[[ Dataset content, beginning ]]
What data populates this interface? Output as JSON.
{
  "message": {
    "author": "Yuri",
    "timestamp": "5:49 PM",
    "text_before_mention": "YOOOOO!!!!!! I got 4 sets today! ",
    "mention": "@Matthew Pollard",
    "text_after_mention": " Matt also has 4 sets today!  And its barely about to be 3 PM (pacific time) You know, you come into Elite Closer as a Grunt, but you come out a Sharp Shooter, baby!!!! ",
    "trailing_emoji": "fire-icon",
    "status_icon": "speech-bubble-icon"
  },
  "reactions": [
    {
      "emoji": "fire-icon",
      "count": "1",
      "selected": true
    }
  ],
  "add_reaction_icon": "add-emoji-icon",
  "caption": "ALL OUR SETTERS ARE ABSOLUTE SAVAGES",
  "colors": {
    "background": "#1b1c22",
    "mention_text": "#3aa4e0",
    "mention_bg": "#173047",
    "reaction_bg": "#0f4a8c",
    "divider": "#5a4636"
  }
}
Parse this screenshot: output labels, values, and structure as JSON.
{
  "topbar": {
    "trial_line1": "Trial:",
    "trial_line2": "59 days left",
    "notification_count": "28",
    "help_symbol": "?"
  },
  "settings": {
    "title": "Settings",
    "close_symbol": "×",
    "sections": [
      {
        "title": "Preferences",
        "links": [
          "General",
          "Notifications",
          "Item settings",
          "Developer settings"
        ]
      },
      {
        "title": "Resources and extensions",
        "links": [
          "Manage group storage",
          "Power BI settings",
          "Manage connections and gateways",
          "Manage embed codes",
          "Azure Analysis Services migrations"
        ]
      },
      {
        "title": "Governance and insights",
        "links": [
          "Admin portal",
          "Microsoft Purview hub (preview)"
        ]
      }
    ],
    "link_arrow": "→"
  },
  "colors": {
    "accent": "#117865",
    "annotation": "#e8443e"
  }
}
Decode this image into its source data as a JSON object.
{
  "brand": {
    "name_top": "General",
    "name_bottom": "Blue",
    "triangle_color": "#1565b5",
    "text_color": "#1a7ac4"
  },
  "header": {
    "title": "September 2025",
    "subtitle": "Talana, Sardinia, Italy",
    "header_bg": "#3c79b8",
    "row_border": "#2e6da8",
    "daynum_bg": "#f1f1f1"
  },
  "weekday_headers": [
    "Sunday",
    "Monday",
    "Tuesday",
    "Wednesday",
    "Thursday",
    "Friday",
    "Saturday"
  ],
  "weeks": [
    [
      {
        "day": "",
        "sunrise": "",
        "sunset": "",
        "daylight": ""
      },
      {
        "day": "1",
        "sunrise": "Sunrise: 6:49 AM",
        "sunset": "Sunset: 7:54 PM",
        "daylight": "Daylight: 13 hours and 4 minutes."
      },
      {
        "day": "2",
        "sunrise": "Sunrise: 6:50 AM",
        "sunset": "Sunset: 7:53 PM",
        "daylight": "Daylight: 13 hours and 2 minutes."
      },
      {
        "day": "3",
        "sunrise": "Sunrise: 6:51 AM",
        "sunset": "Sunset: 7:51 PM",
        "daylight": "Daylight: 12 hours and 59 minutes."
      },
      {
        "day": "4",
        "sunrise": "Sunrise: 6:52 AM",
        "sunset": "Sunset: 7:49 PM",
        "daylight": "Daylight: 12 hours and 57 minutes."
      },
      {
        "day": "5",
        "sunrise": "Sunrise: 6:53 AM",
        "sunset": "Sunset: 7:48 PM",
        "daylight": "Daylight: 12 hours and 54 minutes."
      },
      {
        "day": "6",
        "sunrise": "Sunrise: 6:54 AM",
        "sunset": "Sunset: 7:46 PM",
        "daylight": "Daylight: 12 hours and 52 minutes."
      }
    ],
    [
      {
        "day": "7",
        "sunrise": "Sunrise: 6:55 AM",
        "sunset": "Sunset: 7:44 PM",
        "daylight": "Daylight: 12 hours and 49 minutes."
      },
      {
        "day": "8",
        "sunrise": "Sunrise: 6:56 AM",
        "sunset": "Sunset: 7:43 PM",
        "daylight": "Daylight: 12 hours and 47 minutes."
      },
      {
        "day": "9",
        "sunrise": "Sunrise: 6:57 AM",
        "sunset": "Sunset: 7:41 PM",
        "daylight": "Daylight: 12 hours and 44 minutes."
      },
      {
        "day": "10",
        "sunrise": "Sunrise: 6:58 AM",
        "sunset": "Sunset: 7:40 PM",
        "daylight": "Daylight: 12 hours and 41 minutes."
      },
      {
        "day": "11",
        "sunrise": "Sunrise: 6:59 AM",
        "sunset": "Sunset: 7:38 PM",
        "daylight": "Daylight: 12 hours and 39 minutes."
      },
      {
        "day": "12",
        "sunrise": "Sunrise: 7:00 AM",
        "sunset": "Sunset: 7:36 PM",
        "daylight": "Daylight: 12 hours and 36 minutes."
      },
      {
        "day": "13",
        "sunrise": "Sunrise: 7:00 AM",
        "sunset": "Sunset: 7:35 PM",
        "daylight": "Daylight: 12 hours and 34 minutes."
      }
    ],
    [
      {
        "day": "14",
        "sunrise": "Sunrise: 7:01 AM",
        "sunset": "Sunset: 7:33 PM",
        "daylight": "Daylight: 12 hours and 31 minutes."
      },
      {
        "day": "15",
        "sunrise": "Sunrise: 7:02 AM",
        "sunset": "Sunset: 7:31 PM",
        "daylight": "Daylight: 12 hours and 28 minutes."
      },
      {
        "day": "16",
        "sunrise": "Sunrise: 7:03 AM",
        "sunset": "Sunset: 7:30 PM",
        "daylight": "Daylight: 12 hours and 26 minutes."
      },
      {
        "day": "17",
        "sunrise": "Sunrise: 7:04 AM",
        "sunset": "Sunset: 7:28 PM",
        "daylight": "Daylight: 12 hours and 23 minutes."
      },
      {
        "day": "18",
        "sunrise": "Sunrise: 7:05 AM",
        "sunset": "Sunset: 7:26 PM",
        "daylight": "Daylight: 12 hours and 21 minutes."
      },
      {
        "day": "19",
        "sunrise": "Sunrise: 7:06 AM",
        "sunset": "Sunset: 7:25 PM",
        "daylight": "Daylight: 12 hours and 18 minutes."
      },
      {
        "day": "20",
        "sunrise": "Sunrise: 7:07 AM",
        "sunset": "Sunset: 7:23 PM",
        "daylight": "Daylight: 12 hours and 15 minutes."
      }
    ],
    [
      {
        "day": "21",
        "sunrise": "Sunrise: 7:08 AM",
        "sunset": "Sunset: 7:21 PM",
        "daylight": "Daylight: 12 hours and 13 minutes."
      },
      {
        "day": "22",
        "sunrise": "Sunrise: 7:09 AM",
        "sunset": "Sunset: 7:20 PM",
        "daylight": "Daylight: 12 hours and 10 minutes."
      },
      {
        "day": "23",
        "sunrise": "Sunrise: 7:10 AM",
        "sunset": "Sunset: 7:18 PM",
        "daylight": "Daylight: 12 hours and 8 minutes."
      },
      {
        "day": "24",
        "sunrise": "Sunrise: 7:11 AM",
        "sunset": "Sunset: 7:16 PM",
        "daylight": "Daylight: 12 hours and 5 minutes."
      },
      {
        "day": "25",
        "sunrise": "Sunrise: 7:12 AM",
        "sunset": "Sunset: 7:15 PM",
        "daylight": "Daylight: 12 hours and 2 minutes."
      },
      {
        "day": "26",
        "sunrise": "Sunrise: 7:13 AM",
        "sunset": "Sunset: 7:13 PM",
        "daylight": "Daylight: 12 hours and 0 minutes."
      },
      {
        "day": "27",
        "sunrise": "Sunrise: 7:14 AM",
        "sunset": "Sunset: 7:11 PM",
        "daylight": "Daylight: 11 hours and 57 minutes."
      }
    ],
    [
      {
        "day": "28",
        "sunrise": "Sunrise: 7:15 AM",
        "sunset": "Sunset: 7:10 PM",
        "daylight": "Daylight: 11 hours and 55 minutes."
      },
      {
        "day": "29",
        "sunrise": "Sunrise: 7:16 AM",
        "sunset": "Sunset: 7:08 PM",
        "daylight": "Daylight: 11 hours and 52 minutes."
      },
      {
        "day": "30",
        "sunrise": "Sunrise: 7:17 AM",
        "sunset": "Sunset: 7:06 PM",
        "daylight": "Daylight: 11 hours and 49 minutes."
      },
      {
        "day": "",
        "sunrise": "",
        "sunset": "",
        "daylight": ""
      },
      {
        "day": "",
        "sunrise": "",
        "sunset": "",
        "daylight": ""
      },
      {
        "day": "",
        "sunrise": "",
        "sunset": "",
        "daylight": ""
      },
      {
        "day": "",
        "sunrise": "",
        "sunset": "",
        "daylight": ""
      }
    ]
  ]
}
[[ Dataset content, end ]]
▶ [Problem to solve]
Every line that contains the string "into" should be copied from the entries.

▶ [Result below]
    "text_after_mention": " Matt also has 4 sets today!  And its barely about to be 3 PM (pacific time) You know, you come into Elite Closer as a Grunt, but you come out a Sharp Shooter, baby!!!! ",
Decode this image into its source data as a JSON object.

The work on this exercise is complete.